Whether political or fantastical, familiar or foreign–it is no secret that Sundance has long sought out fresh voices. 17 of this years documentary competitors were made by first time filmmakers. No matter what the subject matter, the programmers agree the most winning of an entry’s characteristics is truth, which most often is born out of bravely showcased specificity.
“The specificity of a story is what really resonates with people.“ -Kim Yutani.

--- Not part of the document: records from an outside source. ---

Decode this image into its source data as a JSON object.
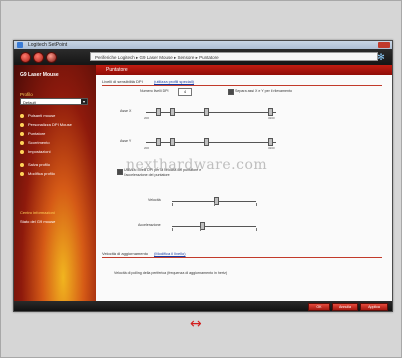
{
  "window": {
    "title": "Logitech SetPoint",
    "address_path": "Periferiche Logitech ▸ G9 Laser Mouse ▸ Sensore ▸ Puntatore"
  },
  "sidebar": {
    "product": "G9 Laser Mouse",
    "profile_label": "Profilo",
    "profile_value": "Default",
    "items": [
      {
        "label": "Pulsanti mouse"
      },
      {
        "label": "Personalizza DPI Mouse"
      },
      {
        "label": "Puntatore"
      },
      {
        "label": "Scorrimento"
      },
      {
        "label": "Impostazioni"
      },
      {
        "label": "Salva profilo"
      },
      {
        "label": "Modifica profilo"
      }
    ],
    "info_title": "Centro informazioni",
    "info_text": "Stato del G9 mouse"
  },
  "content": {
    "header_title": "Puntatore",
    "section1_label": "Livelli di sensibilità DPI",
    "section1_link": "(utilizza profili speciali)",
    "default_level_label": "Numero livelli DPI",
    "default_level_value": "4",
    "checkbox1_label": "Separa assi X e Y per il rilevamento",
    "axis_x_label": "Asse X",
    "axis_y_label": "Asse Y",
    "tick_min": "200",
    "tick_max": "3200",
    "checkbox2_label": "Utilizza i livelli DPI per la velocità del puntatore e l'accelerazione del puntatore",
    "speed_label": "Velocità",
    "accel_label": "Accelerazione",
    "section2_label": "Velocità di aggiornamento",
    "section2_link": "(Modifica il livello)",
    "section2_note": "Velocità di polling della periferica (frequenza di aggiornamento in hertz)",
    "watermark": "nexthardware.com"
  },
  "footer": {
    "ok": "OK",
    "cancel": "Annulla",
    "apply": "Applica"
  },
  "colors": {
    "accent": "#c21d12",
    "sidebar_glow": "#f1b51f"
  }
}
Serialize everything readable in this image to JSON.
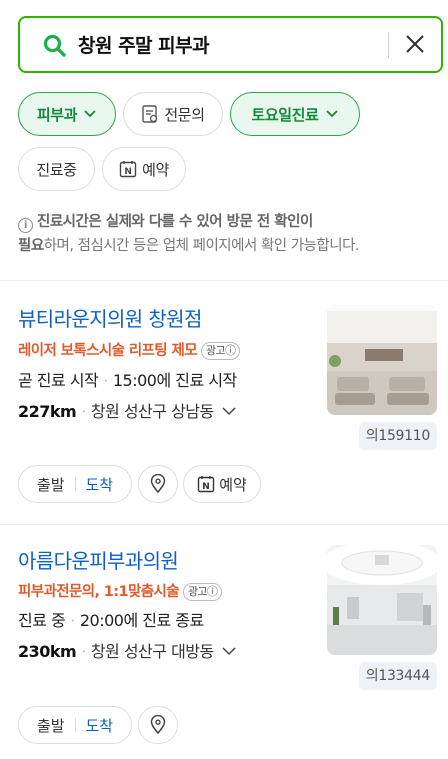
{
  "search": {
    "query": "창원 주말 피부과"
  },
  "filters": {
    "row1": [
      {
        "label": "피부과",
        "active": true,
        "dropdown": true
      },
      {
        "label": "전문의",
        "active": false,
        "icon": "specialist-doc-icon"
      },
      {
        "label": "토요일진료",
        "active": true,
        "dropdown": true
      }
    ],
    "row2": [
      {
        "label": "진료중",
        "active": false
      },
      {
        "label": "예약",
        "active": false,
        "icon": "naver-n-icon"
      }
    ]
  },
  "notice": {
    "bold_part1": "진료시간은 실제와 다를 수 있어 방문 전 확인이",
    "bold_part2": "필요",
    "rest": "하며, 점심시간 등은 업체 페이지에서 확인 가능합니다."
  },
  "results": [
    {
      "name": "뷰티라운지의원 창원점",
      "ad_text": "레이저 보톡스시술 리프팅 제모",
      "ad_badge": "광고ⓘ",
      "status": "곧 진료 시작",
      "hours": "15:00에 진료 시작",
      "distance": "227km",
      "address": "창원 성산구 상남동",
      "code": "의159110",
      "buttons": {
        "depart": "출발",
        "arrive": "도착",
        "reserve": "예약"
      }
    },
    {
      "name": "아름다운피부과의원",
      "ad_text": "피부과전문의, 1:1맞춤시술",
      "ad_badge": "광고ⓘ",
      "status": "진료 중",
      "hours": "20:00에 진료 종료",
      "distance": "230km",
      "address": "창원 성산구 대방동",
      "code": "의133444",
      "buttons": {
        "depart": "출발",
        "arrive": "도착"
      }
    }
  ],
  "colors": {
    "brand_green": "#2db400",
    "chip_active": "#118a39",
    "link_blue": "#0e60c4",
    "ad_orange": "#e05a2b"
  }
}
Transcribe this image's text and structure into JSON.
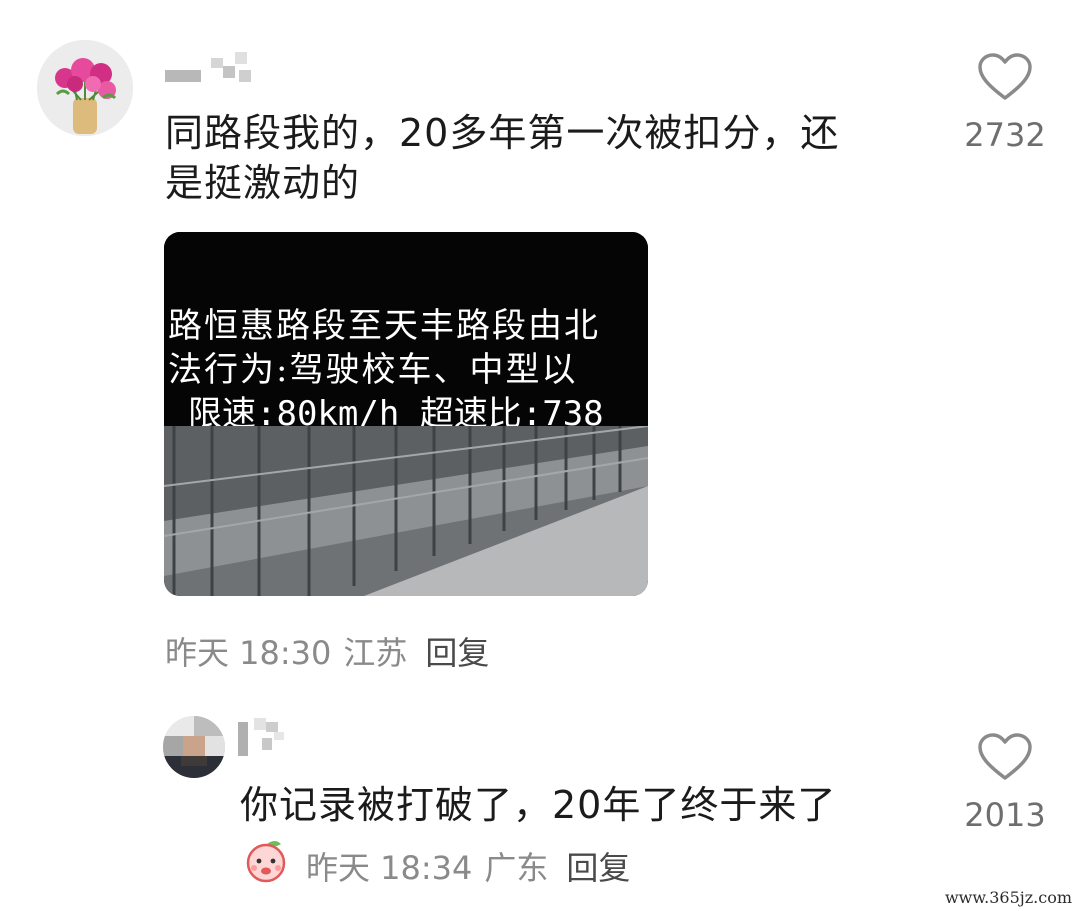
{
  "comments": [
    {
      "text_line1": "同路段我的，20多年第一次被扣分，还",
      "text_line2": "是挺激动的",
      "likes": "2732",
      "time": "昨天 18:30",
      "location": "江苏",
      "reply_label": "回复",
      "image": {
        "caption_line1": "路恒惠路段至天丰路段由北",
        "caption_line2": "法行为:驾驶校车、中型以",
        "caption_line3": "限速:80km/h 超速比:738"
      }
    },
    {
      "text": "你记录被打破了，20年了终于来了",
      "likes": "2013",
      "time": "昨天 18:34",
      "location": "广东",
      "reply_label": "回复"
    }
  ],
  "icons": {
    "like": "heart-outline-icon",
    "sticker": "peach-sticker-icon"
  },
  "watermark": "www.365jz.com",
  "colors": {
    "text_primary": "#1b1b1b",
    "text_meta": "#8a8a8a",
    "like_count": "#6e6e6e"
  }
}
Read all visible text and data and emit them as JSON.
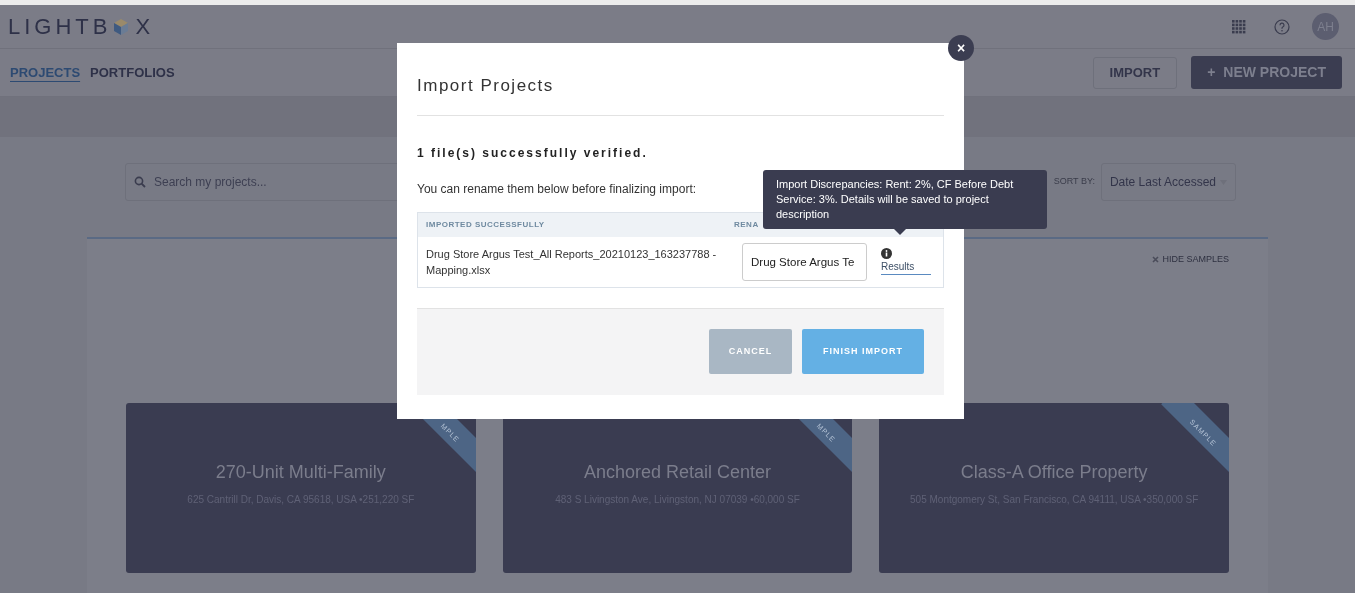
{
  "header": {
    "logo": "LIGHTB",
    "logo_end": "X",
    "avatar": "AH"
  },
  "nav": {
    "tabs": [
      {
        "label": "PROJECTS",
        "selected": true
      },
      {
        "label": "PORTFOLIOS",
        "selected": false
      }
    ],
    "import_button": "IMPORT",
    "new_button": "NEW PROJECT",
    "new_icon": "+"
  },
  "toolbar": {
    "search_placeholder": "Search my projects...",
    "sort_label": "SORT BY:",
    "sort_value": "Date Last Accessed"
  },
  "hide_samples": "HIDE SAMPLES",
  "cards": [
    {
      "title": "270-Unit Multi-Family",
      "address": "625 Cantrill Dr, Davis, CA 95618, USA •251,220 SF",
      "ribbon": "MPLE"
    },
    {
      "title": "Anchored Retail Center",
      "address": "483 S Livingston Ave, Livingston, NJ 07039 •60,000 SF",
      "ribbon": "MPLE"
    },
    {
      "title": "Class-A Office Property",
      "address": "505 Montgomery St, San Francisco, CA 94111, USA •350,000 SF",
      "ribbon": "SAMPLE"
    }
  ],
  "modal": {
    "title": "Import Projects",
    "close": "×",
    "verified": "1 file(s) successfully verified.",
    "instructions": "You can rename them below before finalizing import:",
    "columns": [
      "IMPORTED SUCCESSFULLY",
      "RENA"
    ],
    "rows": [
      {
        "file": "Drug Store Argus Test_All Reports_20210123_163237788 - Mapping.xlsx",
        "rename": "Drug Store Argus Te",
        "compare": "Results"
      }
    ],
    "tooltip": "Import Discrepancies: Rent: 2%, CF Before Debt Service: 3%. Details will be saved to project description",
    "cancel": "CANCEL",
    "finish": "FINISH IMPORT"
  }
}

The storytellers in the the New Frontier category are so specific, their audiences’ biochemistries are altered. New to the festival this year is New Frontier Central, a permanent venue dedicated to experiencing films in the Virtual Reality. The Institute converted an old Blockbuster for the space. (So in a way a days-of-video graveyard is fertilizing New Wave cinema.) Chief Curator of New Frontier, Shari Frilot explained the need for a new space arose as the stories they are showcasing now require wider movement from the participant and more thorough incorporation of the human body. In immersive art forms with VR and AR, one’s body is a part of the emotional response to the art and the artist. Both Cooper and Frilot agree this physical connection to the content deepens your experience.
In addition to New Frontier Central, those attending this year’s festival will have the opportunity to experience Talent Forums, the live music events, numerous panels at the Cinema Cafe, keynote speeches with filmmakers like Ryan Kugler, and of course, watch movies until they are physically incapable of blinking.
For more information about the Sundance Institute and to even watch this press conference, check out their website, and be sure to follow our spotlights on cinematographers, editors, directors, and more over the next few weeks. You can read our first spotlight with DP Ashley Connor here.